Since Kearns had in effect occupied the vacancy left by the retirement of Kennedy, the Department still had a fourth position to fill. It was first occupied by Elizabeth Victoria Spelman (Ph.D., Johns Hopkins), from 1973 to 1980. She introduced courses in the philosophy of mind and in feminist theory. She was succeeded by Willem de Vries (Ph.D., U. of Pittsburgh), from 1979 to 1986, an authority on the philosophy of Kant and Hegel, and on cognitive science. He was succeeded in turn by Jonathan Vogel (Ph.D., Yale) in 1986, whose main areas of interest were epistemology and the philosophy of Kant.

Expansion. With the prospect of Epstein's retirement looming, in the late 1980s an outside committee was appointed by the Dean of the Faculty to examine Amherst's program in philosophy and to make recommendations for possible improvement. It recommended that the department be increased in size by one person. In 1988, in part to take Epstein's place, Alexander George (Ph.D., Harvard) was appointed. He assumed the instruction in logic and philosophy of science, as well as in philosophy of language and philosophy of mathematics. The fifth position was then occupied a year later by Jyl Gentzler (Ph.D., Cornell), a specialist in ancient philosophy, as well as in health care ethics and feminist theory. With Kennick's retirement in 1993, she and Vogel assumed responsibility for Philosophy 17 and 18, the basic sequence of courses in the history of philosophy. From 1988 until 1998, the Department also counted Robert Gooding-Williams (Ph.D., Yale) among its ranks; he taught half-time in the Department of Black Studies.

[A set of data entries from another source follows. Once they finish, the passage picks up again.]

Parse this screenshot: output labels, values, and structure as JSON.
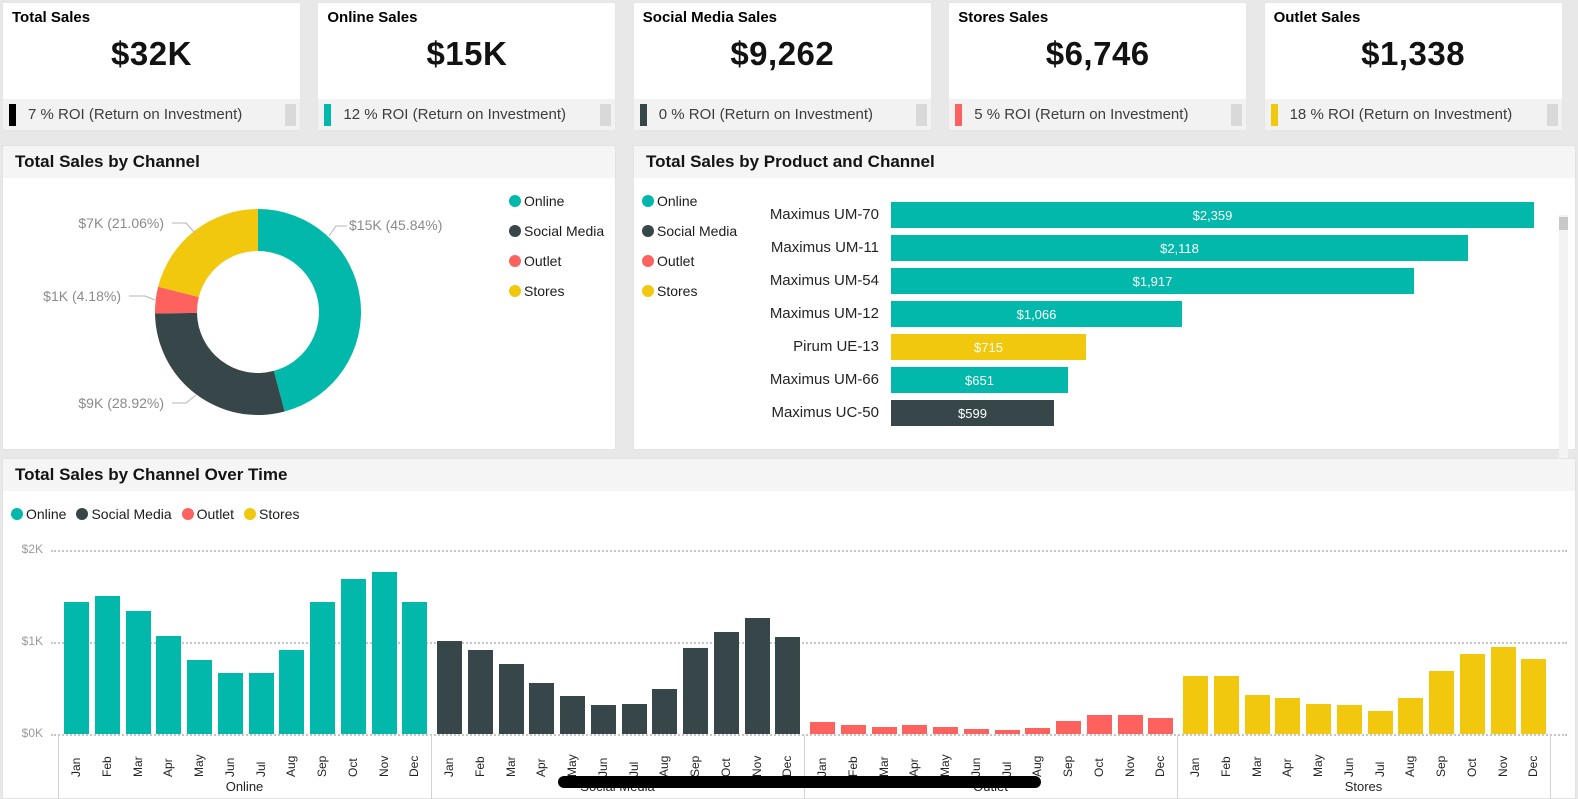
{
  "cards": [
    {
      "title": "Total Sales",
      "value": "$32K",
      "roi": "7 % ROI (Return on Investment)",
      "marker_color": "#000000"
    },
    {
      "title": "Online Sales",
      "value": "$15K",
      "roi": "12 % ROI (Return on Investment)",
      "marker_color": "#01B8AA"
    },
    {
      "title": "Social Media Sales",
      "value": "$9,262",
      "roi": "0 % ROI (Return on Investment)",
      "marker_color": "#374649"
    },
    {
      "title": "Stores Sales",
      "value": "$6,746",
      "roi": "5 % ROI (Return on Investment)",
      "marker_color": "#FD625E"
    },
    {
      "title": "Outlet Sales",
      "value": "$1,338",
      "roi": "18 % ROI (Return on Investment)",
      "marker_color": "#F2C80F"
    }
  ],
  "channel_colors": {
    "Online": "#01B8AA",
    "Social Media": "#374649",
    "Outlet": "#FD625E",
    "Stores": "#F2C80F"
  },
  "legend_order": [
    "Online",
    "Social Media",
    "Outlet",
    "Stores"
  ],
  "chart_data": [
    {
      "type": "pie",
      "title": "Total Sales by Channel",
      "slices": [
        {
          "name": "Online",
          "value": 15000,
          "pct": 45.84,
          "callout": "$15K (45.84%)"
        },
        {
          "name": "Social Media",
          "value": 9262,
          "pct": 28.92,
          "callout": "$9K (28.92%)"
        },
        {
          "name": "Outlet",
          "value": 1338,
          "pct": 4.18,
          "callout": "$1K (4.18%)"
        },
        {
          "name": "Stores",
          "value": 6746,
          "pct": 21.06,
          "callout": "$7K (21.06%)"
        }
      ],
      "legend_position": "right"
    },
    {
      "type": "bar",
      "title": "Total Sales by Product and Channel",
      "categories": [
        "Maximus UM-70",
        "Maximus UM-11",
        "Maximus UM-54",
        "Maximus UM-12",
        "Pirum UE-13",
        "Maximus UM-66",
        "Maximus UC-50"
      ],
      "values": [
        2359,
        2118,
        1917,
        1066,
        715,
        651,
        599
      ],
      "value_labels": [
        "$2,359",
        "$2,118",
        "$1,917",
        "$1,066",
        "$715",
        "$651",
        "$599"
      ],
      "channels": [
        "Online",
        "Online",
        "Online",
        "Online",
        "Stores",
        "Online",
        "Social Media"
      ],
      "xmax": 2359,
      "legend_position": "left"
    },
    {
      "type": "bar",
      "title": "Total Sales by Channel Over Time",
      "categories": [
        "Jan",
        "Feb",
        "Mar",
        "Apr",
        "May",
        "Jun",
        "Jul",
        "Aug",
        "Sep",
        "Oct",
        "Nov",
        "Dec"
      ],
      "series": [
        {
          "name": "Online",
          "values": [
            1430,
            1500,
            1340,
            1060,
            800,
            660,
            660,
            910,
            1440,
            1690,
            1760,
            1440
          ]
        },
        {
          "name": "Social Media",
          "values": [
            1010,
            910,
            760,
            550,
            410,
            320,
            330,
            490,
            940,
            1110,
            1260,
            1050
          ]
        },
        {
          "name": "Outlet",
          "values": [
            130,
            100,
            75,
            100,
            75,
            50,
            45,
            70,
            140,
            210,
            210,
            170
          ]
        },
        {
          "name": "Stores",
          "values": [
            630,
            630,
            420,
            390,
            330,
            310,
            250,
            390,
            690,
            870,
            950,
            810
          ]
        }
      ],
      "ylim": [
        0,
        2000
      ],
      "ytick_labels": [
        "$0K",
        "$1K",
        "$2K"
      ],
      "grid": "dotted",
      "legend_position": "top"
    }
  ]
}
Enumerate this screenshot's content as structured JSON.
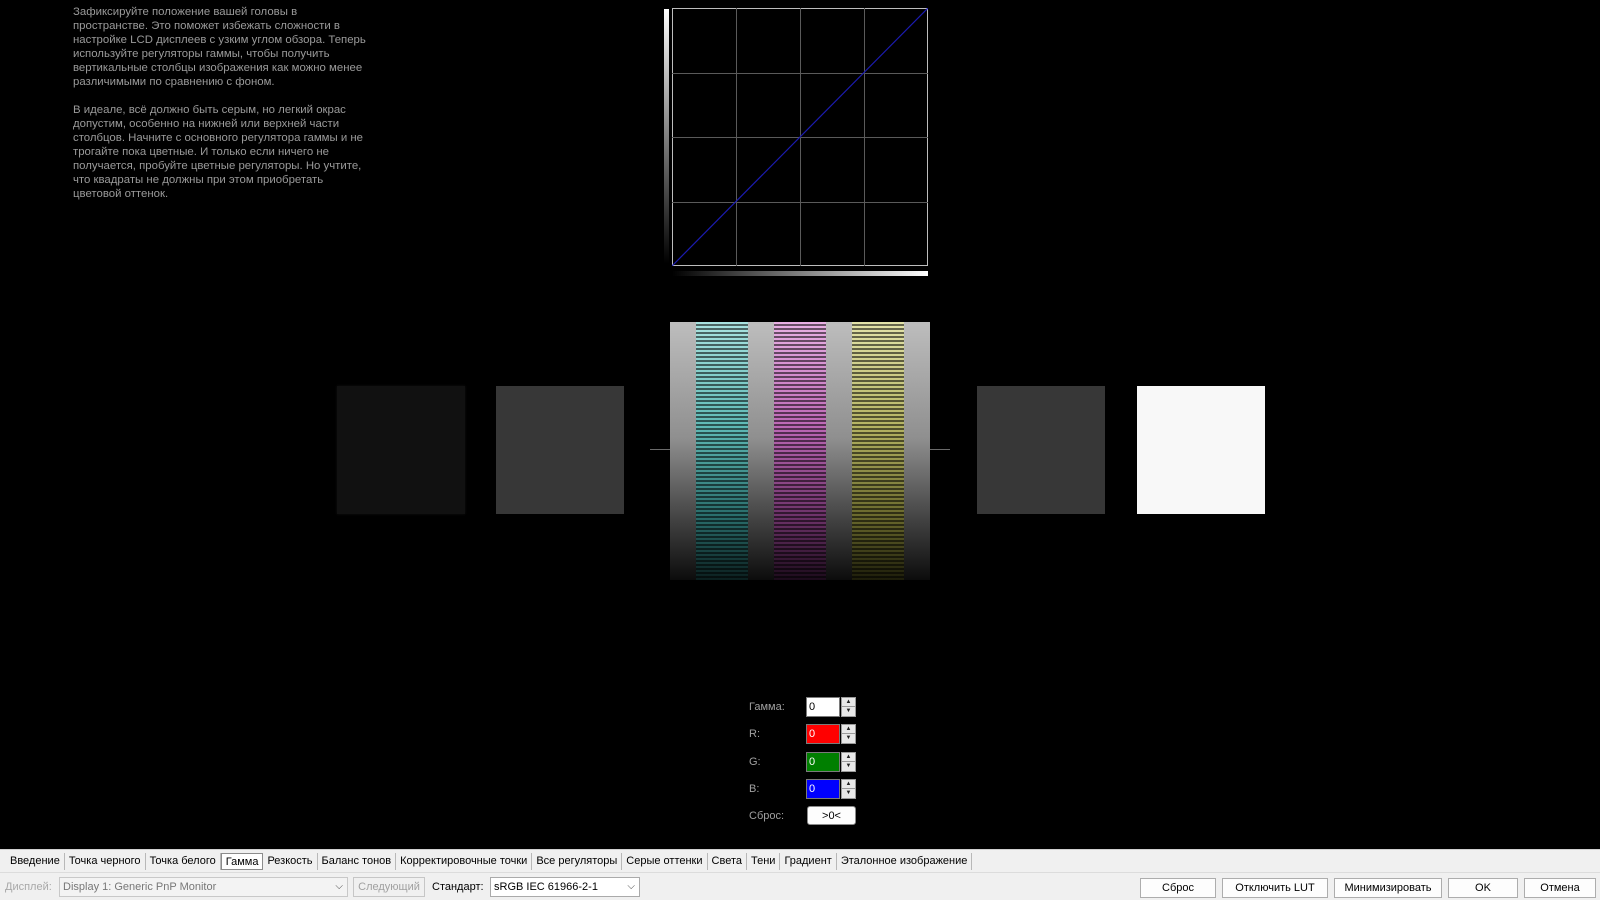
{
  "instructions": {
    "paragraph1": "Зафиксируйте положение вашей головы в пространстве. Это поможет избежать сложности в настройке LCD дисплеев с узким углом обзора. Теперь используйте регуляторы гаммы, чтобы получить вертикальные столбцы изображения как можно менее различимыми по сравнению с фоном.",
    "paragraph2": "В идеале, всё должно быть серым, но легкий окрас допустим, особенно на нижней или верхней части столбцов. Начните с основного регулятора гаммы и не трогайте пока цветные. И только если ничего не получается, пробуйте цветные регуляторы. Но учтите, что квадраты не должны при этом приобретать цветовой оттенок."
  },
  "curve": {
    "grid_divisions": 4,
    "line_color": "#1b1bb0",
    "grid_color": "#5a5a5a"
  },
  "controls": {
    "gamma_label": "Гамма:",
    "gamma_value": "0",
    "r_label": "R:",
    "r_value": "0",
    "g_label": "G:",
    "g_value": "0",
    "b_label": "B:",
    "b_value": "0",
    "reset_label": "Сброс:",
    "reset_button": ">0<",
    "spin_up_icon": "▲",
    "spin_down_icon": "▼"
  },
  "tabs": [
    "Введение",
    "Точка черного",
    "Точка белого",
    "Гамма",
    "Резкость",
    "Баланс тонов",
    "Корректировочные точки",
    "Все регуляторы",
    "Серые оттенки",
    "Света",
    "Тени",
    "Градиент",
    "Эталонное изображение"
  ],
  "active_tab": "Гамма",
  "bottombar": {
    "display_label": "Дисплей:",
    "display_value": "Display 1: Generic PnP Monitor",
    "next_button": "Следующий",
    "standard_label": "Стандарт:",
    "standard_value": "sRGB IEC 61966-2-1",
    "chevron_icon": "⌵",
    "reset_button": "Сброс",
    "disable_lut_button": "Отключить LUT",
    "minimize_button": "Минимизировать",
    "ok_button": "OK",
    "cancel_button": "Отмена"
  }
}
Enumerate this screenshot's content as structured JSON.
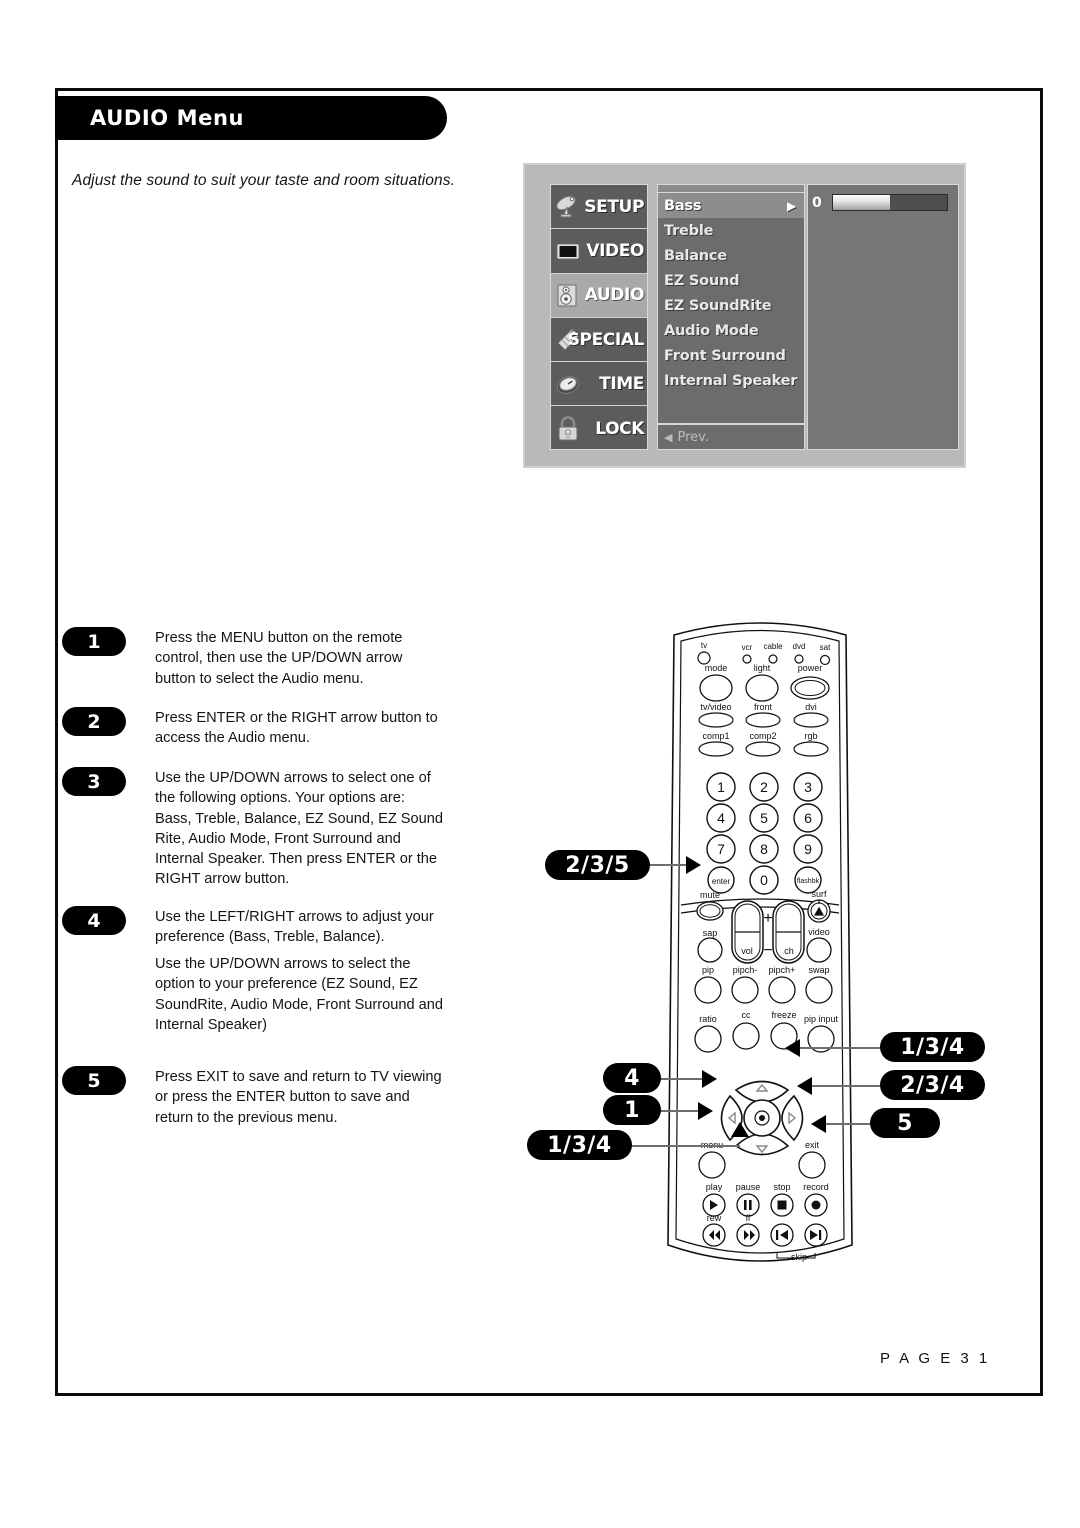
{
  "page": {
    "header_title": "AUDIO Menu",
    "intro": "Adjust the sound to suit your taste and room situations.",
    "footer": "P A G E   3 1"
  },
  "osd": {
    "categories": [
      {
        "label": "SETUP",
        "icon": "satellite-dish-icon",
        "selected": false
      },
      {
        "label": "VIDEO",
        "icon": "tv-screen-icon",
        "selected": false
      },
      {
        "label": "AUDIO",
        "icon": "speaker-icon",
        "selected": true
      },
      {
        "label": "SPECIAL",
        "icon": "tag-icon",
        "selected": false
      },
      {
        "label": "TIME",
        "icon": "clock-icon",
        "selected": false
      },
      {
        "label": "LOCK",
        "icon": "padlock-icon",
        "selected": false
      }
    ],
    "items": [
      {
        "label": "Bass",
        "selected": true
      },
      {
        "label": "Treble",
        "selected": false
      },
      {
        "label": "Balance",
        "selected": false
      },
      {
        "label": "EZ Sound",
        "selected": false
      },
      {
        "label": "EZ SoundRite",
        "selected": false
      },
      {
        "label": "Audio Mode",
        "selected": false
      },
      {
        "label": "Front Surround",
        "selected": false
      },
      {
        "label": "Internal Speaker",
        "selected": false
      }
    ],
    "prev_label": "Prev.",
    "prev_arrow": "◀",
    "item_arrow": "▶",
    "value": "0",
    "slider_percent": 50
  },
  "steps": [
    {
      "num": "1",
      "text": "Press the MENU button on the remote control, then use the UP/DOWN arrow button to select the Audio menu."
    },
    {
      "num": "2",
      "text": "Press ENTER or the RIGHT arrow button to access the Audio menu."
    },
    {
      "num": "3",
      "text": "Use the UP/DOWN arrows to select one of the following options. Your options are: Bass, Treble, Balance, EZ Sound, EZ Sound Rite, Audio Mode, Front Surround and Internal Speaker. Then press ENTER or the RIGHT arrow button."
    },
    {
      "num": "4",
      "text": "Use the LEFT/RIGHT arrows to adjust your preference (Bass, Treble, Balance)."
    },
    {
      "num": "4b",
      "text": "Use the UP/DOWN arrows to select the option to your preference (EZ Sound, EZ SoundRite, Audio Mode, Front Surround and Internal Speaker)"
    },
    {
      "num": "5",
      "text": "Press EXIT to save and return to TV viewing or press the ENTER button to save and return to the previous menu."
    }
  ],
  "callouts": [
    {
      "id": "enter",
      "label": "2/3/5"
    },
    {
      "id": "left",
      "label": "4"
    },
    {
      "id": "menu",
      "label": "1"
    },
    {
      "id": "down",
      "label": "1/3/4"
    },
    {
      "id": "up",
      "label": "1/3/4"
    },
    {
      "id": "right",
      "label": "2/3/4"
    },
    {
      "id": "exit",
      "label": "5"
    }
  ],
  "remote": {
    "mode_leds": [
      "tv",
      "vcr",
      "cable",
      "dvd",
      "sat"
    ],
    "row_mode": [
      "mode",
      "light",
      "power"
    ],
    "row_source1": [
      "tv/video",
      "front",
      "dvi"
    ],
    "row_source2": [
      "comp1",
      "comp2",
      "rgb"
    ],
    "keypad": [
      "1",
      "2",
      "3",
      "4",
      "5",
      "6",
      "7",
      "8",
      "9",
      "enter",
      "0",
      "flashbk"
    ],
    "row_mute": [
      "mute",
      "surf"
    ],
    "row_sap": [
      "sap",
      "video"
    ],
    "rocker_labels": [
      "vol",
      "ch",
      "+",
      "−"
    ],
    "row_pip": [
      "pip",
      "pipch-",
      "pipch+",
      "swap"
    ],
    "row_ratio": [
      "ratio",
      "cc",
      "freeze",
      "pip input"
    ],
    "nav_labels": [
      "menu",
      "exit"
    ],
    "row_transport1": [
      "play",
      "pause",
      "stop",
      "record"
    ],
    "row_transport2": [
      "rew",
      "ff"
    ],
    "skip_label": "skip"
  }
}
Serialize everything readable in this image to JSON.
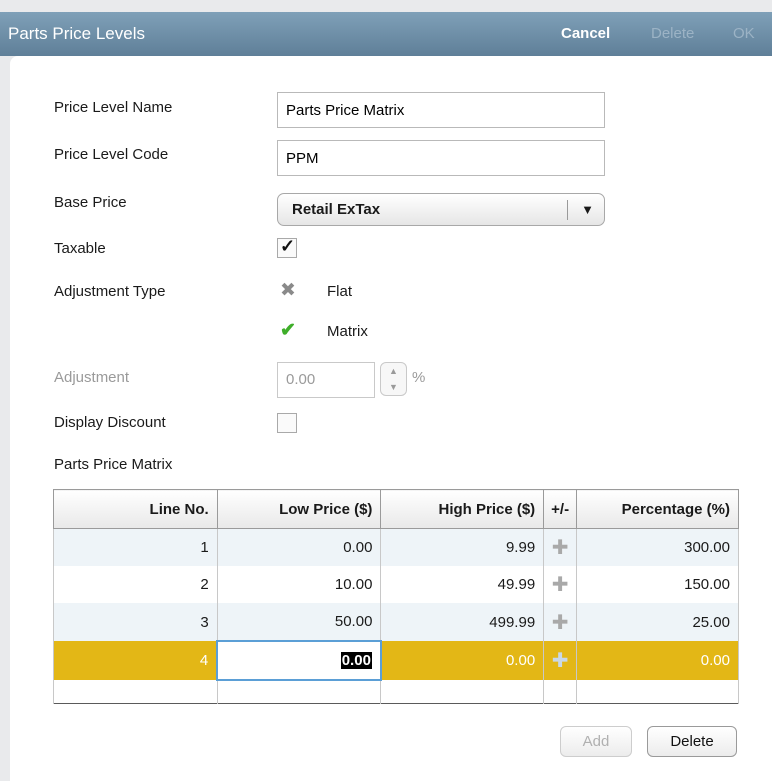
{
  "window": {
    "title": "Parts Price Levels",
    "cancel_label": "Cancel",
    "delete_label": "Delete",
    "ok_label": "OK"
  },
  "form": {
    "price_level_name_label": "Price Level Name",
    "price_level_name_value": "Parts Price Matrix",
    "price_level_code_label": "Price Level Code",
    "price_level_code_value": "PPM",
    "base_price_label": "Base Price",
    "base_price_value": "Retail ExTax",
    "taxable_label": "Taxable",
    "taxable_checked": true,
    "adjustment_type_label": "Adjustment Type",
    "adjustment_type_options": [
      {
        "label": "Flat",
        "selected": false,
        "icon": "x-icon"
      },
      {
        "label": "Matrix",
        "selected": true,
        "icon": "check-icon"
      }
    ],
    "adjustment_label": "Adjustment",
    "adjustment_value": "0.00",
    "adjustment_unit": "%",
    "display_discount_label": "Display Discount",
    "display_discount_checked": false,
    "matrix_label": "Parts Price Matrix"
  },
  "matrix": {
    "columns": [
      "Line No.",
      "Low Price ($)",
      "High Price ($)",
      "+/-",
      "Percentage (%)"
    ],
    "rows": [
      {
        "line": "1",
        "low": "0.00",
        "high": "9.99",
        "pct": "300.00"
      },
      {
        "line": "2",
        "low": "10.00",
        "high": "49.99",
        "pct": "150.00"
      },
      {
        "line": "3",
        "low": "50.00",
        "high": "499.99",
        "pct": "25.00"
      },
      {
        "line": "4",
        "low": "0.00",
        "high": "0.00",
        "pct": "0.00"
      }
    ],
    "selected_row": 4
  },
  "buttons": {
    "add_label": "Add",
    "delete_label": "Delete"
  },
  "colors": {
    "titlebar": "#6f90a8",
    "selected_row": "#e3b716",
    "alt_row": "#eef4f8"
  }
}
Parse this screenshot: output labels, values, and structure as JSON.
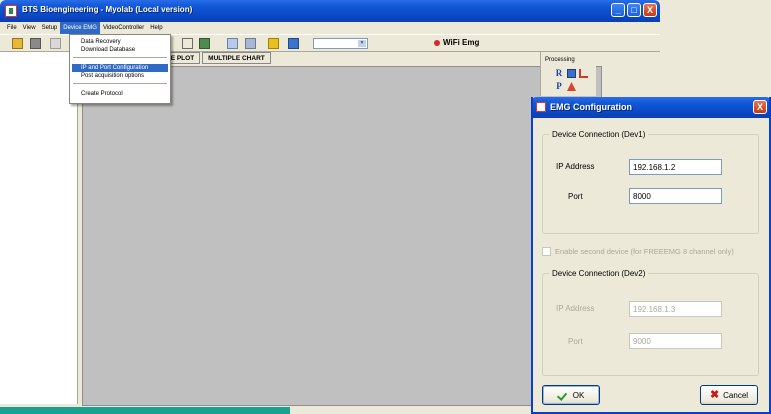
{
  "window": {
    "title": "BTS Bioengineering - Myolab (Local version)",
    "controls": {
      "minimize": "_",
      "maximize": "□",
      "close": "X"
    }
  },
  "menubar": {
    "items": [
      "File",
      "View",
      "Setup",
      "Device EMG",
      "VideoController",
      "Help"
    ],
    "active_index": 3
  },
  "toolbar": {
    "wifi_label": "WiFi Emg",
    "wifi_color": "#d12b2b",
    "dropdown_arrow": "▼"
  },
  "tabs": [
    "UE PLOT",
    "MULTIPLE CHART"
  ],
  "right_panel": {
    "heading": "Processing",
    "tools": [
      "R",
      "P"
    ]
  },
  "device_menu": {
    "items": [
      {
        "label": "Data Recovery",
        "highlighted": false
      },
      {
        "label": "Download Database",
        "highlighted": false
      },
      {
        "label": "IP and Port Configuration",
        "highlighted": true
      },
      {
        "label": "Post acquisition options",
        "highlighted": false
      },
      {
        "label": "Create Protocol",
        "highlighted": false
      }
    ]
  },
  "dialog": {
    "title": "EMG Configuration",
    "close_glyph": "X",
    "dev1": {
      "legend": "Device Connection (Dev1)",
      "ip_label": "IP Address",
      "ip_value": "192.168.1.2",
      "port_label": "Port",
      "port_value": "8000"
    },
    "second_device_checkbox": {
      "label": "Enable second device (for FREEEMG 8 channel only)",
      "checked": false
    },
    "dev2": {
      "legend": "Device Connection (Dev2)",
      "ip_label": "IP Address",
      "ip_value": "192.168.1.3",
      "port_label": "Port",
      "port_value": "9000"
    },
    "ok_label": "OK",
    "cancel_label": "Cancel",
    "cancel_glyph": "✖"
  }
}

In 1988, for the first time in its history, the Department was gathered together in one location, the third floor of Williston Hall. At that time, the College also made space available for a reading and seminar room, subsequently named "The Kennick Reading Room" upon donation by Kennick of his philosophical library. In 1993, Joseph Moore (Ph.D., Cornell) was hired to teach philosophy of mind, as well as courses in decision theory and environmental ethics. As Kearns' retirement approached, the Department hired Nishi Shah (Ph.D., U. of Michigan) in 2001 to teach the central courses in ethics. In the fall of 2002, the entire Department was moved from Williston Hall (which was then converted to a dormitory for freshmen) to Cooper House, a large house that had long served as Faculty accommodation, thoroughly renovated during the first half of 2002. 

For the first time, the Department received a Keiter Fellowship, a post-doctoral position, and awarded it to Matthew Silverstein '98 (Ph.D., U. of Michigan), who taught from 2007-9.  A Keiter Fellowship was again made available from 2010-12 and held by Ekaterina Vavova (Ph.D., MIT).

 

[Some of this information was gathered from Chris Peters' (Class of 1994) informative study "Philosophy at Amherst: 1880 to 1941." Photographs courtesy of Amherst College Archives and Special Collections.]

 

Cooper House